Items from an interface collection:
--- START ---

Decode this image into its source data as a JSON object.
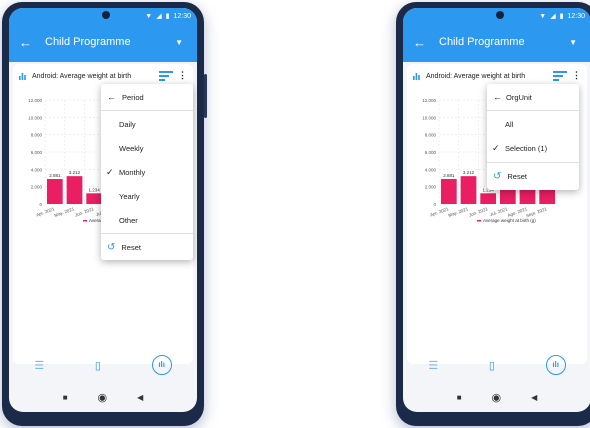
{
  "colors": {
    "primary": "#2c98f0",
    "bar": "#e91e63"
  },
  "status_bar": {
    "time": "12:30"
  },
  "app_bar": {
    "title": "Child Programme"
  },
  "card": {
    "title": "Android: Average weight at birth"
  },
  "chart_data": {
    "type": "bar",
    "categories": [
      "Apr. 2021",
      "May. 2021",
      "Jun. 2021",
      "Jul. 2021",
      "Ago. 2021",
      "Sept. 2021"
    ],
    "series": [
      {
        "name": "Average weight at birth (g)",
        "values": [
          2881,
          3212,
          1234,
          3900,
          3600,
          2395
        ]
      }
    ],
    "data_labels": [
      "2.881",
      "3.212",
      "1.234",
      "",
      "",
      "2.395"
    ],
    "y_ticks": [
      "0",
      "2.000",
      "4.000",
      "6.000",
      "8.000",
      "10.000",
      "12.000"
    ],
    "ylim": [
      0,
      12000
    ],
    "legend_label": "Average weight at birth (g)",
    "legend_label_short": "Ave",
    "grid": true
  },
  "period_menu": {
    "header": "Period",
    "items": [
      "Daily",
      "Weekly",
      "Monthly",
      "Yearly",
      "Other"
    ],
    "selected": "Monthly",
    "reset": "Reset"
  },
  "orgunit_menu": {
    "header": "OrgUnit",
    "items": [
      "All",
      "Selection (1)"
    ],
    "selected": "Selection (1)",
    "reset": "Reset"
  },
  "icons": {
    "back": "arrow-left-icon",
    "dropdown": "caret-down-icon",
    "chart": "bar-chart-icon",
    "filter": "filter-list-icon",
    "more": "more-vert-icon",
    "check": "check-icon",
    "reset": "reset-icon",
    "list": "list-icon",
    "map": "map-icon",
    "analytics": "analytics-icon"
  }
}
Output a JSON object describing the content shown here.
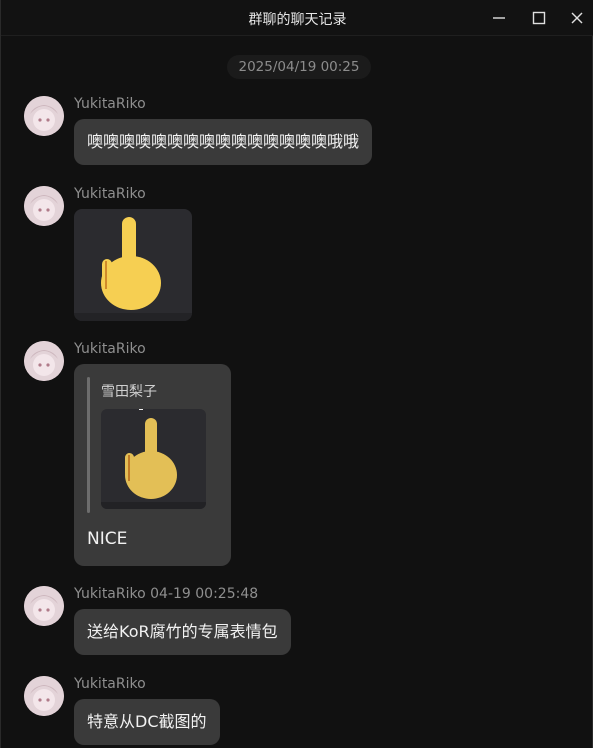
{
  "window": {
    "title": "群聊的聊天记录"
  },
  "divider": {
    "date": "2025/04/19 00:25"
  },
  "messages": [
    {
      "sender": "YukitaRiko",
      "text": "噢噢噢噢噢噢噢噢噢噢噢噢噢噢噢哦哦"
    },
    {
      "sender": "YukitaRiko",
      "image": "middle-finger-emoji"
    },
    {
      "sender": "YukitaRiko",
      "quote": {
        "author": "雪田梨子",
        "image": "middle-finger-emoji"
      },
      "text": "NICE"
    },
    {
      "sender": "YukitaRiko 04-19 00:25:48",
      "text": "送给KoR腐竹的专属表情包"
    },
    {
      "sender": "YukitaRiko",
      "text": "特意从DC截图的"
    }
  ],
  "colors": {
    "background": "#111111",
    "bubble": "#3a3a3a",
    "emoji": "#f6cf52"
  }
}
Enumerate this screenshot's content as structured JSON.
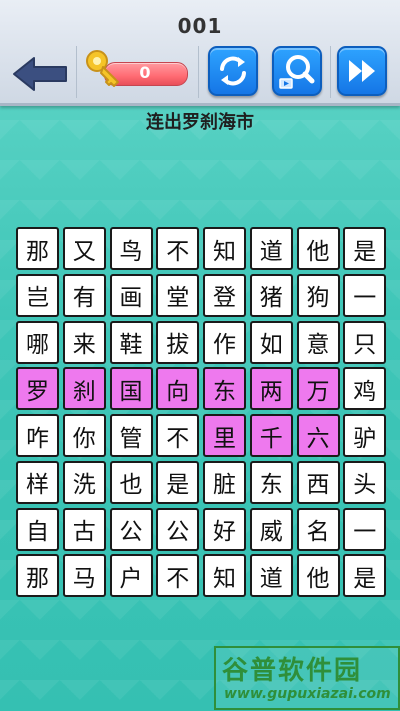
{
  "header": {
    "level": "001",
    "keys": "0"
  },
  "hint": "连出罗刹海市",
  "grid": {
    "rows": [
      [
        "那",
        "又",
        "鸟",
        "不",
        "知",
        "道",
        "他",
        "是"
      ],
      [
        "岂",
        "有",
        "画",
        "堂",
        "登",
        "猪",
        "狗",
        "一"
      ],
      [
        "哪",
        "来",
        "鞋",
        "拔",
        "作",
        "如",
        "意",
        "只"
      ],
      [
        "罗",
        "刹",
        "国",
        "向",
        "东",
        "两",
        "万",
        "鸡"
      ],
      [
        "咋",
        "你",
        "管",
        "不",
        "里",
        "千",
        "六",
        "驴"
      ],
      [
        "样",
        "洗",
        "也",
        "是",
        "脏",
        "东",
        "西",
        "头"
      ],
      [
        "自",
        "古",
        "公",
        "公",
        "好",
        "威",
        "名",
        "一"
      ],
      [
        "那",
        "马",
        "户",
        "不",
        "知",
        "道",
        "他",
        "是"
      ]
    ],
    "selected_cells": [
      [
        3,
        0
      ],
      [
        3,
        1
      ],
      [
        3,
        2
      ],
      [
        3,
        3
      ],
      [
        3,
        4
      ],
      [
        3,
        5
      ],
      [
        3,
        6
      ],
      [
        4,
        4
      ],
      [
        4,
        5
      ],
      [
        4,
        6
      ]
    ],
    "selected_color": "#ee79ee"
  },
  "colors": {
    "button_blue": "#1576e6",
    "key_bar": "#ff6b73",
    "background": "#3fc6b8"
  },
  "watermark": {
    "title": "谷普软件园",
    "url": "www.gupuxiazai.com"
  }
}
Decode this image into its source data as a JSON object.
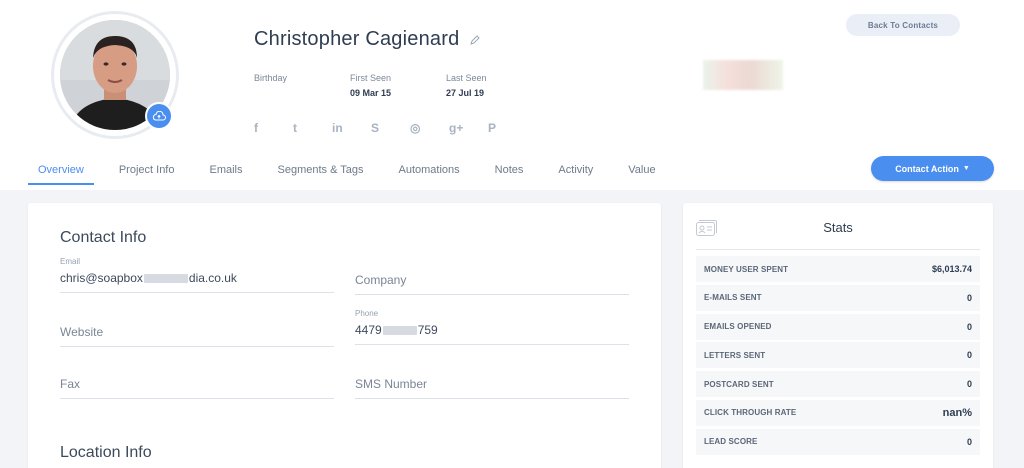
{
  "profile": {
    "name": "Christopher Cagienard",
    "birthday_label": "Birthday",
    "first_seen_label": "First Seen",
    "first_seen_value": "09 Mar 15",
    "last_seen_label": "Last Seen",
    "last_seen_value": "27 Jul 19"
  },
  "socials": [
    {
      "icon": "facebook-icon",
      "glyph": "f"
    },
    {
      "icon": "twitter-icon",
      "glyph": "t"
    },
    {
      "icon": "linkedin-icon",
      "glyph": "in"
    },
    {
      "icon": "skype-icon",
      "glyph": "S"
    },
    {
      "icon": "instagram-icon",
      "glyph": "◎"
    },
    {
      "icon": "google-plus-icon",
      "glyph": "g+"
    },
    {
      "icon": "pinterest-icon",
      "glyph": "P"
    }
  ],
  "header": {
    "back_label": "Back To Contacts",
    "contact_action_label": "Contact Action"
  },
  "tabs": [
    {
      "label": "Overview",
      "active": true
    },
    {
      "label": "Project Info"
    },
    {
      "label": "Emails"
    },
    {
      "label": "Segments & Tags"
    },
    {
      "label": "Automations"
    },
    {
      "label": "Notes"
    },
    {
      "label": "Activity"
    },
    {
      "label": "Value"
    }
  ],
  "contact_info": {
    "title": "Contact Info",
    "email_label": "Email",
    "email_prefix": "chris@soapbox",
    "email_suffix": "dia.co.uk",
    "company_placeholder": "Company",
    "website_placeholder": "Website",
    "phone_label": "Phone",
    "phone_prefix": "4479",
    "phone_suffix": "759",
    "fax_placeholder": "Fax",
    "sms_placeholder": "SMS Number"
  },
  "location_info": {
    "title": "Location Info"
  },
  "stats": {
    "title": "Stats",
    "rows": [
      {
        "label": "MONEY USER SPENT",
        "value": "$6,013.74"
      },
      {
        "label": "E-MAILS SENT",
        "value": "0"
      },
      {
        "label": "EMAILS OPENED",
        "value": "0"
      },
      {
        "label": "LETTERS SENT",
        "value": "0"
      },
      {
        "label": "POSTCARD SENT",
        "value": "0"
      },
      {
        "label": "CLICK THROUGH RATE",
        "value": "nan%"
      },
      {
        "label": "LEAD SCORE",
        "value": "0"
      }
    ]
  },
  "colors": {
    "accent": "#4a8ef0",
    "text": "#3d4a5c",
    "background": "#f3f4f7"
  }
}
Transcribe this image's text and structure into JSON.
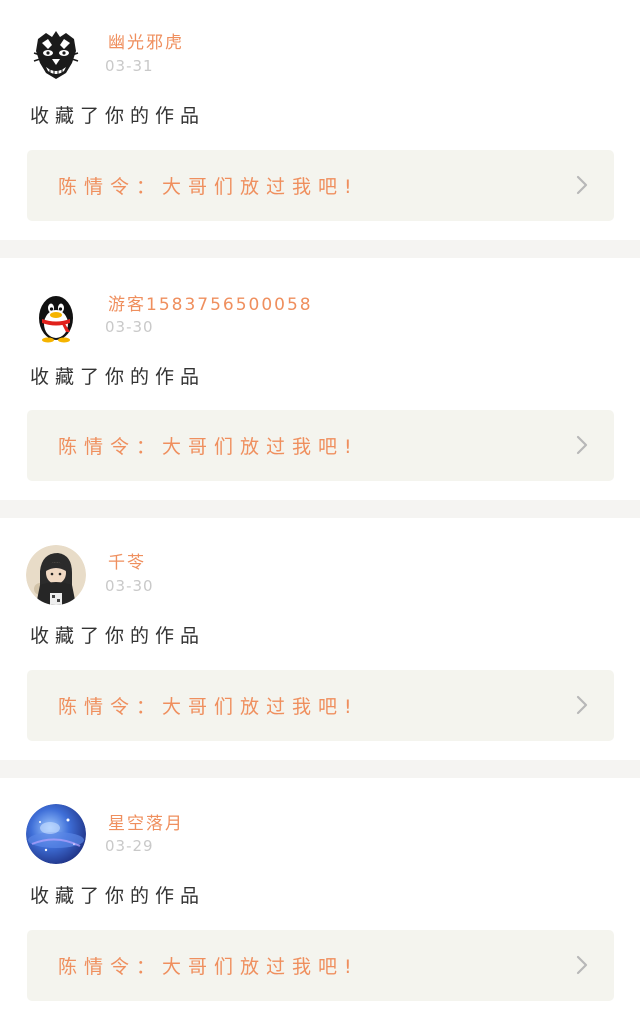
{
  "feed": {
    "items": [
      {
        "user_name": "幽光邪虎",
        "date": "03-31",
        "action": "收藏了你的作品",
        "work_title": "陈情令：大哥们放过我吧!",
        "avatar_icon": "tiger-head-avatar-icon"
      },
      {
        "user_name": "游客1583756500058",
        "date": "03-30",
        "action": "收藏了你的作品",
        "work_title": "陈情令：大哥们放过我吧!",
        "avatar_icon": "qq-penguin-avatar-icon"
      },
      {
        "user_name": "千苓",
        "date": "03-30",
        "action": "收藏了你的作品",
        "work_title": "陈情令：大哥们放过我吧!",
        "avatar_icon": "hooded-figure-avatar-icon"
      },
      {
        "user_name": "星空落月",
        "date": "03-29",
        "action": "收藏了你的作品",
        "work_title": "陈情令：大哥们放过我吧!",
        "avatar_icon": "blue-galaxy-avatar-icon"
      }
    ]
  },
  "colors": {
    "accent": "#ef8f5e",
    "date": "#c9c9c9",
    "text": "#333333",
    "link_bg": "#f4f4ee",
    "divider": "#f5f4f2",
    "chevron": "#b8b8b8"
  }
}
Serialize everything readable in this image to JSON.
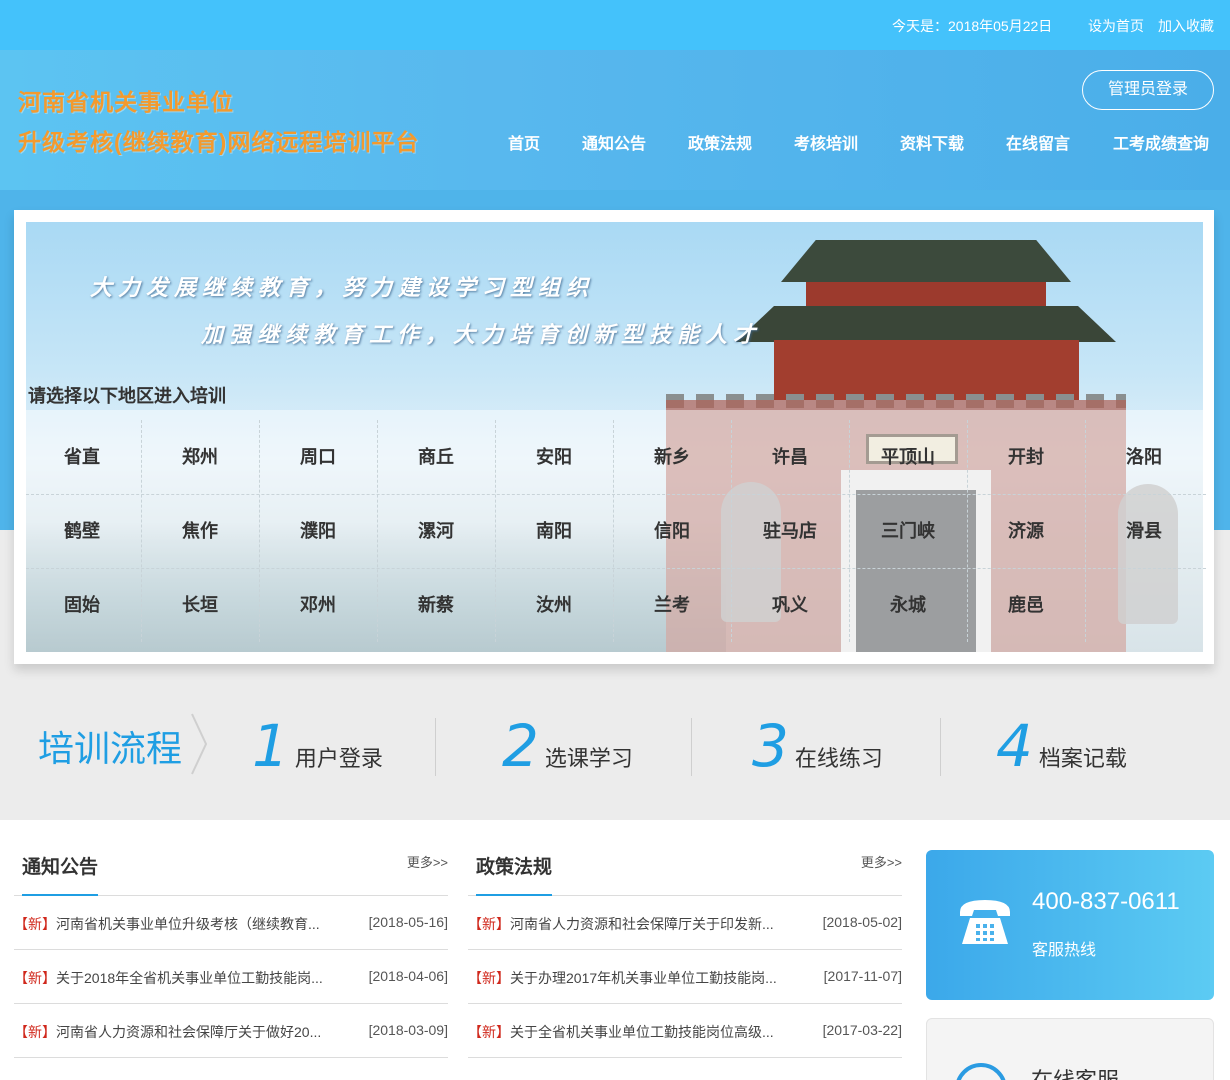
{
  "topbar": {
    "date_text": "今天是：2018年05月22日",
    "set_home": "设为首页",
    "add_favorite": "加入收藏"
  },
  "header": {
    "brand_line1": "河南省机关事业单位",
    "brand_line2": "升级考核(继续教育)网络远程培训平台",
    "admin_login": "管理员登录",
    "nav": [
      "首页",
      "通知公告",
      "政策法规",
      "考核培训",
      "资料下载",
      "在线留言",
      "工考成绩查询"
    ]
  },
  "banner": {
    "slogan1": "大力发展继续教育，努力建设学习型组织",
    "slogan2": "加强继续教育工作，大力培育创新型技能人才",
    "region_title": "请选择以下地区进入培训",
    "regions": [
      [
        "省直",
        "郑州",
        "周口",
        "商丘",
        "安阳",
        "新乡",
        "许昌",
        "平顶山",
        "开封",
        "洛阳"
      ],
      [
        "鹤壁",
        "焦作",
        "濮阳",
        "漯河",
        "南阳",
        "信阳",
        "驻马店",
        "三门峡",
        "济源",
        "滑县"
      ],
      [
        "固始",
        "长垣",
        "邓州",
        "新蔡",
        "汝州",
        "兰考",
        "巩义",
        "永城",
        "鹿邑"
      ]
    ]
  },
  "flow": {
    "title": "培训流程",
    "steps": [
      {
        "num": "1",
        "label": "用户登录"
      },
      {
        "num": "2",
        "label": "选课学习"
      },
      {
        "num": "3",
        "label": "在线练习"
      },
      {
        "num": "4",
        "label": "档案记载"
      }
    ]
  },
  "notices": {
    "title": "通知公告",
    "more": "更多>>",
    "tag": "【新】",
    "items": [
      {
        "text": "河南省机关事业单位升级考核（继续教育...",
        "date": "[2018-05-16]"
      },
      {
        "text": "关于2018年全省机关事业单位工勤技能岗...",
        "date": "[2018-04-06]"
      },
      {
        "text": "河南省人力资源和社会保障厅关于做好20...",
        "date": "[2018-03-09]"
      }
    ]
  },
  "policies": {
    "title": "政策法规",
    "more": "更多>>",
    "tag": "【新】",
    "items": [
      {
        "text": "河南省人力资源和社会保障厅关于印发新...",
        "date": "[2018-05-02]"
      },
      {
        "text": "关于办理2017年机关事业单位工勤技能岗...",
        "date": "[2017-11-07]"
      },
      {
        "text": "关于全省机关事业单位工勤技能岗位高级...",
        "date": "[2017-03-22]"
      }
    ]
  },
  "hotline": {
    "phone": "400-837-0611",
    "label": "客服热线",
    "icon": "telephone-icon"
  },
  "online_service": {
    "label": "在线客服",
    "icon": "headset-icon"
  },
  "colors": {
    "topbar": "#44c2fb",
    "accent": "#1f9ee3",
    "brand_text": "#f39a2e",
    "new_tag": "#d0281c"
  }
}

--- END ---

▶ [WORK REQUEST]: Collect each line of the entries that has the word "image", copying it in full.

▶ [REPLY]:
Decode this image into its source data as a JSON object.
      "image": "middle-finger-emoji"
        "image": "middle-finger-emoji"
Decode this image into its source data as a JSON object.
Transcribe this image's text and structure into JSON.
Serialize everything readable in this image to JSON.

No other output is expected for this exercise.